EXERCISE DESCRIPTION. Reproduce each record below exactly as written.

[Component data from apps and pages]
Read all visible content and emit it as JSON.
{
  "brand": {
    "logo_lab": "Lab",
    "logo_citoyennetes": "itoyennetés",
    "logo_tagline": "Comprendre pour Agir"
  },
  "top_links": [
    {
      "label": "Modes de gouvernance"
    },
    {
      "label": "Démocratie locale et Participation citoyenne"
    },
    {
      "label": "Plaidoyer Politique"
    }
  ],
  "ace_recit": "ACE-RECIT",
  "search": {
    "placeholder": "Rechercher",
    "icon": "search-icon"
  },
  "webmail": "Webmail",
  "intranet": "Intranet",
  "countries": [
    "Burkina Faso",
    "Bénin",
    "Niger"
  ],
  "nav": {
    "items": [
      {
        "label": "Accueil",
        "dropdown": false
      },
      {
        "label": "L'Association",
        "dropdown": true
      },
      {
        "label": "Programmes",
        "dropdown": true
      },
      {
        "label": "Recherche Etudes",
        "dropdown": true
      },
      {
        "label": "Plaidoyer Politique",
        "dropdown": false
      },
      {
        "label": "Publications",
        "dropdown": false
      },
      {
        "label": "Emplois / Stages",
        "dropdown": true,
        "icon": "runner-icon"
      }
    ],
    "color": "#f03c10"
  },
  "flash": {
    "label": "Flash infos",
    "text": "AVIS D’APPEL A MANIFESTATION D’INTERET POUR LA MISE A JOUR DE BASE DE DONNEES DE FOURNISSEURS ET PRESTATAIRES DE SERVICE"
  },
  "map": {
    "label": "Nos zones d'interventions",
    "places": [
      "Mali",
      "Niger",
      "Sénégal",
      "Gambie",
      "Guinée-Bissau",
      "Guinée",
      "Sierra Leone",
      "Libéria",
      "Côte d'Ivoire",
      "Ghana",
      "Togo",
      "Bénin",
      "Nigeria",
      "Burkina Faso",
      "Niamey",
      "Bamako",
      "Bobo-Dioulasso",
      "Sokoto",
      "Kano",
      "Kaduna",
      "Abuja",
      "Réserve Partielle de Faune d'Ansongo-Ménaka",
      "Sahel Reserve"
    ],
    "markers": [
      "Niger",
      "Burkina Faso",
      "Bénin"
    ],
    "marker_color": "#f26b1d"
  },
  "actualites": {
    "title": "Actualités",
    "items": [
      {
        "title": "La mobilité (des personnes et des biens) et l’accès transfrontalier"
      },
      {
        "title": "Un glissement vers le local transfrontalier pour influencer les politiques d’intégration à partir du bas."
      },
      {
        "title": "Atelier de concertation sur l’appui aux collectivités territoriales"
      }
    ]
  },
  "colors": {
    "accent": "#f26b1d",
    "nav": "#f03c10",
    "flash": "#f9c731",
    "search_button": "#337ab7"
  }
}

TASK RESULT.
Read all visible content and emit it as JSON.
{
  "brand": {
    "logo_lab": "Lab",
    "logo_citoyennetes": "itoyennetés",
    "logo_tagline": "Comprendre pour Agir"
  },
  "top_links": [
    {
      "label": "Modes de gouvernance"
    },
    {
      "label": "Démocratie locale et Participation citoyenne"
    },
    {
      "label": "Plaidoyer Politique"
    }
  ],
  "ace_recit": "ACE-RECIT",
  "search": {
    "placeholder": "Rechercher",
    "icon": "search-icon"
  },
  "webmail": "Webmail",
  "intranet": "Intranet",
  "countries": [
    "Burkina Faso",
    "Bénin",
    "Niger"
  ],
  "nav": {
    "items": [
      {
        "label": "Accueil",
        "dropdown": false
      },
      {
        "label": "L'Association",
        "dropdown": true
      },
      {
        "label": "Programmes",
        "dropdown": true
      },
      {
        "label": "Recherche Etudes",
        "dropdown": true
      },
      {
        "label": "Plaidoyer Politique",
        "dropdown": false
      },
      {
        "label": "Publications",
        "dropdown": false
      },
      {
        "label": "Emplois / Stages",
        "dropdown": true,
        "icon": "runner-icon"
      }
    ],
    "color": "#f03c10"
  },
  "flash": {
    "label": "Flash infos",
    "text": "AVIS D’APPEL A MANIFESTATION D’INTERET POUR LA MISE A JOUR DE BASE DE DONNEES DE FOURNISSEURS ET PRESTATAIRES DE SERVICE"
  },
  "map": {
    "label": "Nos zones d'interventions",
    "places": [
      "Mali",
      "Niger",
      "Sénégal",
      "Gambie",
      "Guinée-Bissau",
      "Guinée",
      "Sierra Leone",
      "Libéria",
      "Côte d'Ivoire",
      "Ghana",
      "Togo",
      "Bénin",
      "Nigeria",
      "Burkina Faso",
      "Niamey",
      "Bamako",
      "Bobo-Dioulasso",
      "Sokoto",
      "Kano",
      "Kaduna",
      "Abuja",
      "Réserve Partielle de Faune d'Ansongo-Ménaka",
      "Sahel Reserve"
    ],
    "markers": [
      "Niger",
      "Burkina Faso",
      "Bénin"
    ],
    "marker_color": "#f26b1d"
  },
  "actualites": {
    "title": "Actualités",
    "items": [
      {
        "title": "La mobilité (des personnes et des biens) et l’accès transfrontalier"
      },
      {
        "title": "Un glissement vers le local transfrontalier pour influencer les politiques d’intégration à partir du bas."
      },
      {
        "title": "Atelier de concertation sur l’appui aux collectivités territoriales"
      }
    ]
  },
  "colors": {
    "accent": "#f26b1d",
    "nav": "#f03c10",
    "flash": "#f9c731",
    "search_button": "#337ab7"
  }
}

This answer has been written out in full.